A pity. By now you may have caught onto Fantastic Beasts and Where to Find Them’s greatest weakness: There’s a lot of plot to get through here, including the bits about a religious group called the Second Salemers, who believe witches exist and must be put to death, and the bits about MACUSA, the Magical Congress of the United States of America, led by the stately Carmen Ejogo and the sketchy-as-hell Colin Farrell, who believe that Newt is responsible for the devastation peppering New York City. (See what we mean? Plot.) It’s a symptom of modern franchise filmmaking that each chapter in a franchise comes overloaded with “stuff,” but seeing that quirk manifest in a Harry Potter movie is especially puzzling. Harry Potter yarns are balancing acts. They stand alone while contributing toward the buildup of a greater conflict. Fantastic Beasts and Where to Find Them doesn’t manage this feat, and is more of a slog for it.

J.K. Rowling  herself authored Fantastic Beasts and Where to Find Them’s screenplay, but you might not realize it for its unwieldiness. It’s such a fan-fictiony piece of business that one might assume she wrote the damn thing under Paul Sheldon/Misery levels of duress, which leaves little to no excuse for the failures of David Yates, directing his second picture in 2016 following the execrable The Legend of Tarzan. Maybe garbage in is garbage out, but it’s remarkable how similar that film feels to Fantastic Beasts and Where to Find Them: They’re both inexcusably slack, they both star uncompelling leading men, they both needed more polish on their FX work, and they’re both creatively stunted. What makes Fantastic Beasts and Where to Find Them so frustrating, though, is that it has imagination. It’s just hopelessly diluted.

For everything that works in the film, there are two things that don’t, and those things all tie back to how laborious it must be to lay the foundation for the next four films in the series. (Yes, four.) For unrepentant Harry Potter geeks, Fantastic Beasts and Where to Find Them will be like magical catnip. Everyone else may just wish Yates and Rowling had let Fantastic Beasts and Where to Find Them be its own beast.

Director: David Yates
Writer: J.K. Rowling 
Starring: Eddie Redmayne, Katherine Waterston, Colin Farrell, Dan Fogler, Alison Sudol, Carmen Ejogo, Samantha Morton, Ezra Miller, Jon Voight, Ron Perlman
Release Date: Nov. 18, 2016


Boston-based critic Andy Crump has been writing about film online since 2009, and has been contributing to Paste Magazine since 2013. He also writes for Screen Rant, Movie Mezzanine, and Birth. Movies. Death., and is a member of the Online Film Critics Society and the Boston Online Film Critics Association. You can follow him on Twitter and find his find his collected writing at his personal blog. He is composed of roughly 65 percent craft beer.

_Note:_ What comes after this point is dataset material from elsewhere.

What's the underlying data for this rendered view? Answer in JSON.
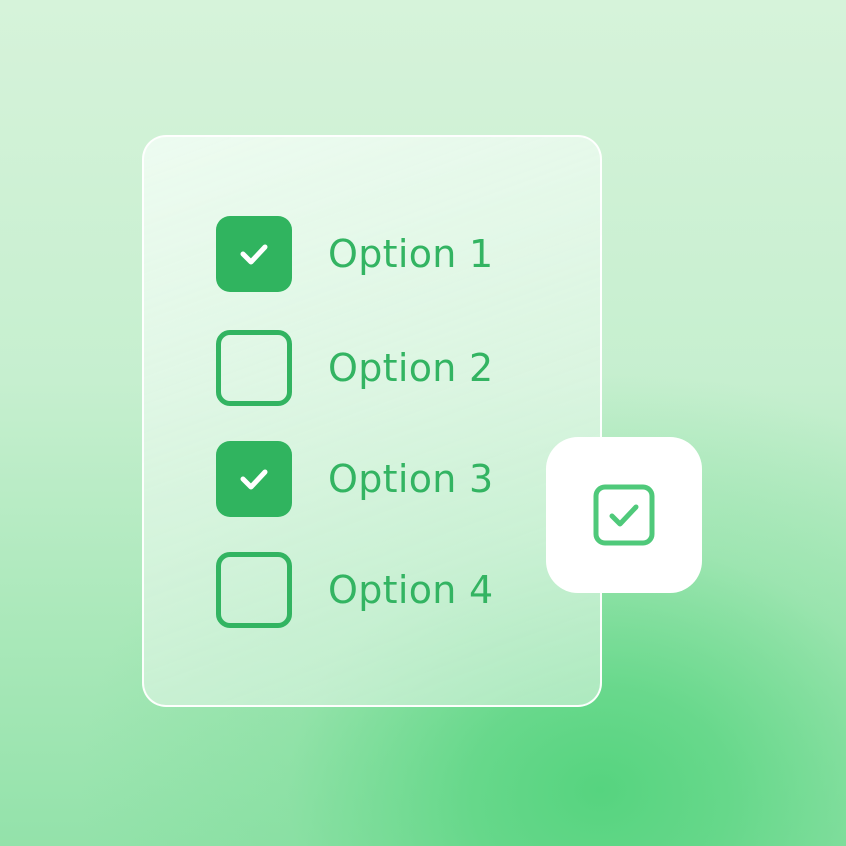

Recently in Movies
More from Fantastic Beasts and Where to Find Them